This passage is adapted from Wayson Choy’s ‘The Jade Peony’ and portrays the fear of a young boy who has recently lost his mother. The reader is able to infer the situation from the passage despite it not being clearly mentioned. The reader infers that the passage is about a juvenile boy who sits beside his dying mother and is then taken care of by family friends, predominantly the Chins.
History, Culture and Identity of Mothers and Daughters in Amy Tan’s The Joy Luck Club
While The Joy Luck Club is not an autobiography, the author, Amy Tan's culture influences The Joy Luck Club because the book is very similar to her own life experiences, while basing some characters off of her mother and also including her Chinese heritage in the text.
Throughout The Joy Luck Club Amy Tan inserts various conflicts betweens mothers and daughters. Most of these relationships, already very fragile, become distanced through heritage, history and expectations. These differences cause reoccurring clashes between two specific mother-daughter bonds. The first relationship exists between Waverly Jong and her mother, Lindo. Lindo tries to instill Chinese qualities in her daughter while Waverly refuses to recognize her heritage and concentrates on American culture. The second bond is that of Jing-Mei Woo and her mother, Suyuan. In the beginning of the book Jing-Mei speaks of confusion in her recently deceased mother's actions. The language and cultural barrier presented between Jing-Mei and Suyuan

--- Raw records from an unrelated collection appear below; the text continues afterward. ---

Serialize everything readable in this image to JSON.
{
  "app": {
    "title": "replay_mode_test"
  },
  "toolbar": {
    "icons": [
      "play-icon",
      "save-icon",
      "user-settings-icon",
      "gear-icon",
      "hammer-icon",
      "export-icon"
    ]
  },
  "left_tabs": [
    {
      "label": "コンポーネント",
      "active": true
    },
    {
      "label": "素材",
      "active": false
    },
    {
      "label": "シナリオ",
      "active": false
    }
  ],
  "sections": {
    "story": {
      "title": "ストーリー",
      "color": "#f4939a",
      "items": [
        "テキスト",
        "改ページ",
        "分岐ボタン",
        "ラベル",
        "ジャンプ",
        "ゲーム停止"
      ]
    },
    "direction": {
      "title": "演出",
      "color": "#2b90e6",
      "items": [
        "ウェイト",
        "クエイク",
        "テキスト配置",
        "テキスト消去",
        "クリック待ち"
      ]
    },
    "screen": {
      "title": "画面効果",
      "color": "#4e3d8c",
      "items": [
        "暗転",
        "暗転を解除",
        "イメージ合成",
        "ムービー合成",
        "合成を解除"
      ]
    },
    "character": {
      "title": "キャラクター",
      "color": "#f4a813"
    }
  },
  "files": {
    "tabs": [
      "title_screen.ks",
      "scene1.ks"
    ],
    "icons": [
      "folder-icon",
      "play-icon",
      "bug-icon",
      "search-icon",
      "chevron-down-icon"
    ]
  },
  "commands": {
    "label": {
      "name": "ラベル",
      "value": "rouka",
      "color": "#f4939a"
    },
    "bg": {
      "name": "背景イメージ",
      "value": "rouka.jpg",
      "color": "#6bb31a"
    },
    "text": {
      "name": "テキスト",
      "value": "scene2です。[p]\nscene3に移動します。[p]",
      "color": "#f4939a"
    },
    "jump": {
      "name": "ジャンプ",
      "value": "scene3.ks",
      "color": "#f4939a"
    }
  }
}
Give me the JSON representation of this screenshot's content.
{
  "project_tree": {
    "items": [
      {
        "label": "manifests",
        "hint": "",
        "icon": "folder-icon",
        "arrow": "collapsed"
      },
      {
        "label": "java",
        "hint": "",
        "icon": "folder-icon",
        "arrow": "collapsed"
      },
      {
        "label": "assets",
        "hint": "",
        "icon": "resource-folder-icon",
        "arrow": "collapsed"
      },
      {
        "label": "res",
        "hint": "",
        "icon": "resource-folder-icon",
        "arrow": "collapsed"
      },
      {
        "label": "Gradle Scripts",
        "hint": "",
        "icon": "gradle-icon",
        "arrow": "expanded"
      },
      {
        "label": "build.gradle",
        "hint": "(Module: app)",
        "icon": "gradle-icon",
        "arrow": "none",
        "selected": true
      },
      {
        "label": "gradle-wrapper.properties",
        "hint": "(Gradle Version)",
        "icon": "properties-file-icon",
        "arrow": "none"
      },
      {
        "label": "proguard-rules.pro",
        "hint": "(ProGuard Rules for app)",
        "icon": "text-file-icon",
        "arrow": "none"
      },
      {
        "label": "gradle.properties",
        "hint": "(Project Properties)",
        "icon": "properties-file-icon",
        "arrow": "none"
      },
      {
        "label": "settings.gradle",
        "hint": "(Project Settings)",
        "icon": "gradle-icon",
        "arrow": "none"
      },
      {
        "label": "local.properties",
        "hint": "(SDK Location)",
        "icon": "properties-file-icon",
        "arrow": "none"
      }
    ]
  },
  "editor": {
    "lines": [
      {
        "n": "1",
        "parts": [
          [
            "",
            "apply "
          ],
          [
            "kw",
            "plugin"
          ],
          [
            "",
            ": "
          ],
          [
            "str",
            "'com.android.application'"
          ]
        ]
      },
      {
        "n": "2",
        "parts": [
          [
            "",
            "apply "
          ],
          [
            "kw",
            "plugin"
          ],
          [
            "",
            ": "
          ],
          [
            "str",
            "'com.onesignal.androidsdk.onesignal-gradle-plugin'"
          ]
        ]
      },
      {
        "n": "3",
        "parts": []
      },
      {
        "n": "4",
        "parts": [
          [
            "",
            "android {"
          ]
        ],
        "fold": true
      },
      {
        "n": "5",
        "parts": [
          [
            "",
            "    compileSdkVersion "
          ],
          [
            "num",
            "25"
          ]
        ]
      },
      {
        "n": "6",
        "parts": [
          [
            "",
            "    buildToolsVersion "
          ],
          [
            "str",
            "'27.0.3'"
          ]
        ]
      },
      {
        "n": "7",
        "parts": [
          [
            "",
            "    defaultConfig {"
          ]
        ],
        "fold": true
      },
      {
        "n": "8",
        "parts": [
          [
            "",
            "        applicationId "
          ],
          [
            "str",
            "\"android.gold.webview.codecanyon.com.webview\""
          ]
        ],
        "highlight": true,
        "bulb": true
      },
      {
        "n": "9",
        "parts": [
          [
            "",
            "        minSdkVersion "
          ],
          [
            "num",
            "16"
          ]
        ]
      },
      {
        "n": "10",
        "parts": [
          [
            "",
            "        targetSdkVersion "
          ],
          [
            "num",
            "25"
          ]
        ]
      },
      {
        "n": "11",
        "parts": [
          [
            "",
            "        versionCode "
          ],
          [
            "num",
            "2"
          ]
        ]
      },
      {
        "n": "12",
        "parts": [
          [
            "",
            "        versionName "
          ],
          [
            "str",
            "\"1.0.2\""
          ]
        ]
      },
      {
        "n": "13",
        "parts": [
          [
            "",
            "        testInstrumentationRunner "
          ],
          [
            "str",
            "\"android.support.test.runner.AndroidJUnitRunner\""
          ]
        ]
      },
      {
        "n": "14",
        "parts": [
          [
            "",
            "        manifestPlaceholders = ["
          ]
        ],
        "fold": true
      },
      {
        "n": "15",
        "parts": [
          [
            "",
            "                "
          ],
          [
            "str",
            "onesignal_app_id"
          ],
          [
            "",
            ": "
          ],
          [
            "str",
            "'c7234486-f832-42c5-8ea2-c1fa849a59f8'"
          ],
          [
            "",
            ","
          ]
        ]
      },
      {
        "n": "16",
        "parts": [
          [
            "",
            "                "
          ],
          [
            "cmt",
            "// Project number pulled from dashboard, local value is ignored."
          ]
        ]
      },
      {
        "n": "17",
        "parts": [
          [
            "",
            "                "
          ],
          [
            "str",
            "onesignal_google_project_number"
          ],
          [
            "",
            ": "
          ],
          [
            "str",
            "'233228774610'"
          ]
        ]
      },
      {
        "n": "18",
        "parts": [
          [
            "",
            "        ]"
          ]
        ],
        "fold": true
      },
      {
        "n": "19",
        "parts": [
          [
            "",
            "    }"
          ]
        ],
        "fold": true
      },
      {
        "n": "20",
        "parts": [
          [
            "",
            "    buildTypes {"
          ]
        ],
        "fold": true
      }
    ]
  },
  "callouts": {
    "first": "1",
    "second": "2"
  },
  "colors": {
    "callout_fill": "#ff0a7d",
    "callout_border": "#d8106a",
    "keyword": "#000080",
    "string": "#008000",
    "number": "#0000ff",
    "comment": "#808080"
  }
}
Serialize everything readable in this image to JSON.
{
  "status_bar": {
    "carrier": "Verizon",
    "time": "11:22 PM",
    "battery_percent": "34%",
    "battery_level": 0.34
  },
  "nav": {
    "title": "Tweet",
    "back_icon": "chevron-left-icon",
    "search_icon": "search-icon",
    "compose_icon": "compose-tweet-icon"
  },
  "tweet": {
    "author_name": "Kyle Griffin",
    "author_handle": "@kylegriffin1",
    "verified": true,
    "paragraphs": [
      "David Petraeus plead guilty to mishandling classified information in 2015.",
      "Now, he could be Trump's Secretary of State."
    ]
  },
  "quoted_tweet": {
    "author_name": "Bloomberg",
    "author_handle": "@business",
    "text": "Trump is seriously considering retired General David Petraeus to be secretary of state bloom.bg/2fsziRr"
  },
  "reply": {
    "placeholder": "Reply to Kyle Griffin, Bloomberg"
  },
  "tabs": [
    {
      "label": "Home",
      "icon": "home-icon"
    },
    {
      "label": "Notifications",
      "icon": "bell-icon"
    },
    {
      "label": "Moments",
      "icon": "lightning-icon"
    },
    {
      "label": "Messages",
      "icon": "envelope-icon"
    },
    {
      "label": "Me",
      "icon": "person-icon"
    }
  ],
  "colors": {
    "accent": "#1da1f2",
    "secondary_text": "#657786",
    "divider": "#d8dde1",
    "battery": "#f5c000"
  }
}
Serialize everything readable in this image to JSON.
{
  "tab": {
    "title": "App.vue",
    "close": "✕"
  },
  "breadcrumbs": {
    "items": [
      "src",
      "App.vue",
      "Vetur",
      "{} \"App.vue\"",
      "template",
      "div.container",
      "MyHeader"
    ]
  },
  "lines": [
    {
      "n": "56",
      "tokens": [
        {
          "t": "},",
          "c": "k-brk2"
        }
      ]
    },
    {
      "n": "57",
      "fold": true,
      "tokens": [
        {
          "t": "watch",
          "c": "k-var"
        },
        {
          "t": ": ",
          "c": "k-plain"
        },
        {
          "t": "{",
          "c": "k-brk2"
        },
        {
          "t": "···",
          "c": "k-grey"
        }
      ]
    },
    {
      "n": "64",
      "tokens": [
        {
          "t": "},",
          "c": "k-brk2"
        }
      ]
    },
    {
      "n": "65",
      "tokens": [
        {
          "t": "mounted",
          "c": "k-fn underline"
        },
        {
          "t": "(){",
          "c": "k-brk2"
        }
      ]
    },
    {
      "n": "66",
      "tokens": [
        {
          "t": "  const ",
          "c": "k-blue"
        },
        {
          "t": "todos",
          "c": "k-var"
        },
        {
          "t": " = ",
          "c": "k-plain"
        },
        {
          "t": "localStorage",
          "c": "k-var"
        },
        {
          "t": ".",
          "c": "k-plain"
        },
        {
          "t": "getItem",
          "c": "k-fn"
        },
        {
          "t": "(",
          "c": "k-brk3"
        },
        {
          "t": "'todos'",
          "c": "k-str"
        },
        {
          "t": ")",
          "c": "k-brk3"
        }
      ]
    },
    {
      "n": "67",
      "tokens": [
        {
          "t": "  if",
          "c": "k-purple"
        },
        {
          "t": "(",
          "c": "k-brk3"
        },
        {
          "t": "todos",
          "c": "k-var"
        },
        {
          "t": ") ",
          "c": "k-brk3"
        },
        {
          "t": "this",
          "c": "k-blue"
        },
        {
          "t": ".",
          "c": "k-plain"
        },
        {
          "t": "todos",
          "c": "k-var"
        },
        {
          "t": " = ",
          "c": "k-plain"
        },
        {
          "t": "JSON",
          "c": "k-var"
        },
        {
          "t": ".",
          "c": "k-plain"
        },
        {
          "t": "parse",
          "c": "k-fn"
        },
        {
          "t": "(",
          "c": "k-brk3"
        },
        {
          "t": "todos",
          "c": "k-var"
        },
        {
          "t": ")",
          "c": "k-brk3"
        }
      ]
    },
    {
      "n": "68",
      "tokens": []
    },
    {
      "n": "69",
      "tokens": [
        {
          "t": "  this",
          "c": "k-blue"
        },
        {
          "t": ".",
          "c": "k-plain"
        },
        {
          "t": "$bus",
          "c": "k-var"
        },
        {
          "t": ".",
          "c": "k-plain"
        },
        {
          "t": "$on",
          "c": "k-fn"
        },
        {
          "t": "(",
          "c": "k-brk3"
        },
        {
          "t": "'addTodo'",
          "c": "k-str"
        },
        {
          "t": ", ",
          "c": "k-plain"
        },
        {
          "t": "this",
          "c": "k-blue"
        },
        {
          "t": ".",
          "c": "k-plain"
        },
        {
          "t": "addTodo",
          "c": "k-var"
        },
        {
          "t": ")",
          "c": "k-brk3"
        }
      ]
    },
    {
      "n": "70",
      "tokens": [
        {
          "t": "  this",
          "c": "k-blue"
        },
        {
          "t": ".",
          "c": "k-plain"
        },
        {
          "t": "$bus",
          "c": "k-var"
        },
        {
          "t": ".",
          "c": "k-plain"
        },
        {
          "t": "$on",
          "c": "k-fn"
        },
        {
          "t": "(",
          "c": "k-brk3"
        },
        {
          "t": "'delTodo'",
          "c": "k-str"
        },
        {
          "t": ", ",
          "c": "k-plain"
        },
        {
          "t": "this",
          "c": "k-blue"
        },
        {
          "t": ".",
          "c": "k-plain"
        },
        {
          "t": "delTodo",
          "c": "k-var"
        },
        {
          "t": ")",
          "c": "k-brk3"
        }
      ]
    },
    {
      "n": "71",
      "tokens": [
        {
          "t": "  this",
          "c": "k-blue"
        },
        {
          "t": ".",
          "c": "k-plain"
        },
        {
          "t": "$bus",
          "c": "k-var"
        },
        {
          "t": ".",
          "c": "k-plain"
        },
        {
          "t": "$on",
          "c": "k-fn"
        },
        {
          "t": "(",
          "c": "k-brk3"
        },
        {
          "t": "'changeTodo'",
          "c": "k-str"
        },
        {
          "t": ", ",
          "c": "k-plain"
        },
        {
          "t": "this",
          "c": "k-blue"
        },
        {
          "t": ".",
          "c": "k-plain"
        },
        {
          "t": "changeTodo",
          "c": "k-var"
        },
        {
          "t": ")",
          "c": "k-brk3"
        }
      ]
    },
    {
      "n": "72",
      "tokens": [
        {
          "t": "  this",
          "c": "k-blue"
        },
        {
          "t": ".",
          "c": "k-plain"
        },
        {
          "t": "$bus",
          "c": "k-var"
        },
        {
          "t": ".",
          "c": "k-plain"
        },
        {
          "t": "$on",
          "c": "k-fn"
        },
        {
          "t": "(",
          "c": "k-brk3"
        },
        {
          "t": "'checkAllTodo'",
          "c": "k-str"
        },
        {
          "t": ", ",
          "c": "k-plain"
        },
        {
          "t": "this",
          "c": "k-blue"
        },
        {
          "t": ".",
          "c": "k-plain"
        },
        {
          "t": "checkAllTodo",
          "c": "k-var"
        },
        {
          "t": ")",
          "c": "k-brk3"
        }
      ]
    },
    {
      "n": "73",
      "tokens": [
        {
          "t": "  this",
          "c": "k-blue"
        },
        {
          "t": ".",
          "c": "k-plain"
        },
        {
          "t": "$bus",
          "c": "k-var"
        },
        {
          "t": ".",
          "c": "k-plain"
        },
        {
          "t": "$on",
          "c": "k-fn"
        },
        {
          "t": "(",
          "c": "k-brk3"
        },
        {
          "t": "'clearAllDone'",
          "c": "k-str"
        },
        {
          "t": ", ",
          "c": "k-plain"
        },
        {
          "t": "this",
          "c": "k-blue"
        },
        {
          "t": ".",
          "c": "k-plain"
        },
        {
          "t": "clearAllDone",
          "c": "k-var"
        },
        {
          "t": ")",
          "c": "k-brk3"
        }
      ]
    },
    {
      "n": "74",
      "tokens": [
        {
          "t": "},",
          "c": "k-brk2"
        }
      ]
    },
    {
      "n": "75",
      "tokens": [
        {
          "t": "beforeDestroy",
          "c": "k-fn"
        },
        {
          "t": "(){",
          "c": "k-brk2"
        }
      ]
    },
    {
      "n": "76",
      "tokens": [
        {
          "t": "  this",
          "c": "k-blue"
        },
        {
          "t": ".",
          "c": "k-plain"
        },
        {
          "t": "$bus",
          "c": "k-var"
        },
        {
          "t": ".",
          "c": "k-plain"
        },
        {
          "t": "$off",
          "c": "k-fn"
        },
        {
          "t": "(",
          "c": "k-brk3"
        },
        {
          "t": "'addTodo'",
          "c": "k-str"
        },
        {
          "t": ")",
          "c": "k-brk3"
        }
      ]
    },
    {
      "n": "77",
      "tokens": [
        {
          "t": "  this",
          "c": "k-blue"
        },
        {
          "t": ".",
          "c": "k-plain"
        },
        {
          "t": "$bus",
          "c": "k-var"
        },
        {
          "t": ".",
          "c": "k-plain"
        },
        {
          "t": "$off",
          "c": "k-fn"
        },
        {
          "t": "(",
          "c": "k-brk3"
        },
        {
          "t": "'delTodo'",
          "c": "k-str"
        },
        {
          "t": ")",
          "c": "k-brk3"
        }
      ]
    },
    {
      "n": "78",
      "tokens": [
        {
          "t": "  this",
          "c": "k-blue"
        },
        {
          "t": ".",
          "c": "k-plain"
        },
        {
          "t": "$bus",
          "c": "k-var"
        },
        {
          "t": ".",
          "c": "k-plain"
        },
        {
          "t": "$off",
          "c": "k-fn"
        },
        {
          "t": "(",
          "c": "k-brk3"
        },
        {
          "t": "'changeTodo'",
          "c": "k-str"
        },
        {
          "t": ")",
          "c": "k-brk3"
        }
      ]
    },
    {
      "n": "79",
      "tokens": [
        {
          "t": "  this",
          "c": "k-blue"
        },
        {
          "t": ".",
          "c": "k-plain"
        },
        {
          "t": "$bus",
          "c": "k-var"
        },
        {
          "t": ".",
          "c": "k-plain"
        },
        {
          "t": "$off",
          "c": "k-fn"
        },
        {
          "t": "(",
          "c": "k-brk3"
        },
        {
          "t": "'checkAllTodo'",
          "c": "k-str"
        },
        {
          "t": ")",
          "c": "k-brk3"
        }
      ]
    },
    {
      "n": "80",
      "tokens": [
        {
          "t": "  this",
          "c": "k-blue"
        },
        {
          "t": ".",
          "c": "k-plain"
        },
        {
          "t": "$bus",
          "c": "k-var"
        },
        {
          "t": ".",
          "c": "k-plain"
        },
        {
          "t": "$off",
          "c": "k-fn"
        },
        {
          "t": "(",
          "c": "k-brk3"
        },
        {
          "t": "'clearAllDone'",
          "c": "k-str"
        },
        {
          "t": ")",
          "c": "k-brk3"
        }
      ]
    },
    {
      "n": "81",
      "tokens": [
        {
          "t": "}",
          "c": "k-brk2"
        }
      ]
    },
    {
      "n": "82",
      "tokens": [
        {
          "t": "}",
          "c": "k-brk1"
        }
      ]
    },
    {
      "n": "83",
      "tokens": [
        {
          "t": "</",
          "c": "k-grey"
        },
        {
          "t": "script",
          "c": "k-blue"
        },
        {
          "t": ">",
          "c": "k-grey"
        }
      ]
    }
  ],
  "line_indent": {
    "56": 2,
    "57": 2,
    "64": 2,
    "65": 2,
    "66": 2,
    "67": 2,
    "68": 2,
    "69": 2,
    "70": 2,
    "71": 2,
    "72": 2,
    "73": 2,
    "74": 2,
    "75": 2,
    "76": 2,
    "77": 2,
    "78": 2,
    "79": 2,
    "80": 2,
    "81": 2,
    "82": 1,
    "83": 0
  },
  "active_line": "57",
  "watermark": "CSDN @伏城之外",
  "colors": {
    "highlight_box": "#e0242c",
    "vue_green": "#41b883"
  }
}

But the main problem between mothers and daughters in Amy Tan's novels is the lack of communication. As will be discussed below, mothers usually have some terrible hidden secret, something that even her closest relatives ignore. In "The Joy Luck Club" is the fact that Suyuan Woo had been formerly married and had two lost children in China in The Kitchen's God Wife, we have the same again; and, finally, in The Hundred Secret Senses, the father is the one who had a secret past life, but here also the relationship between mother and daughter are somewhat problematic. Olivia is not very close to her mother, who used to care more about finding an exotic partner than for her children.
Many times plot development is thought of as a key detail in keeping a story organized, while others would say that plot structure tends to add too much order to a piece of work and hinder the reader from exploring true creativity. A great example of these two contrasting ideas is illustrated in Amy Tan’s well-known novel “The Joy Luck Club”. Although some could argue that there is no definite plot structure portrayed at all within the book, this is not true. A slight plot lies within each individual short story. While there might not be an overall rising and falling action connected throughout the novel, an exposition, climax, and resolution are clearly illustrated in each story.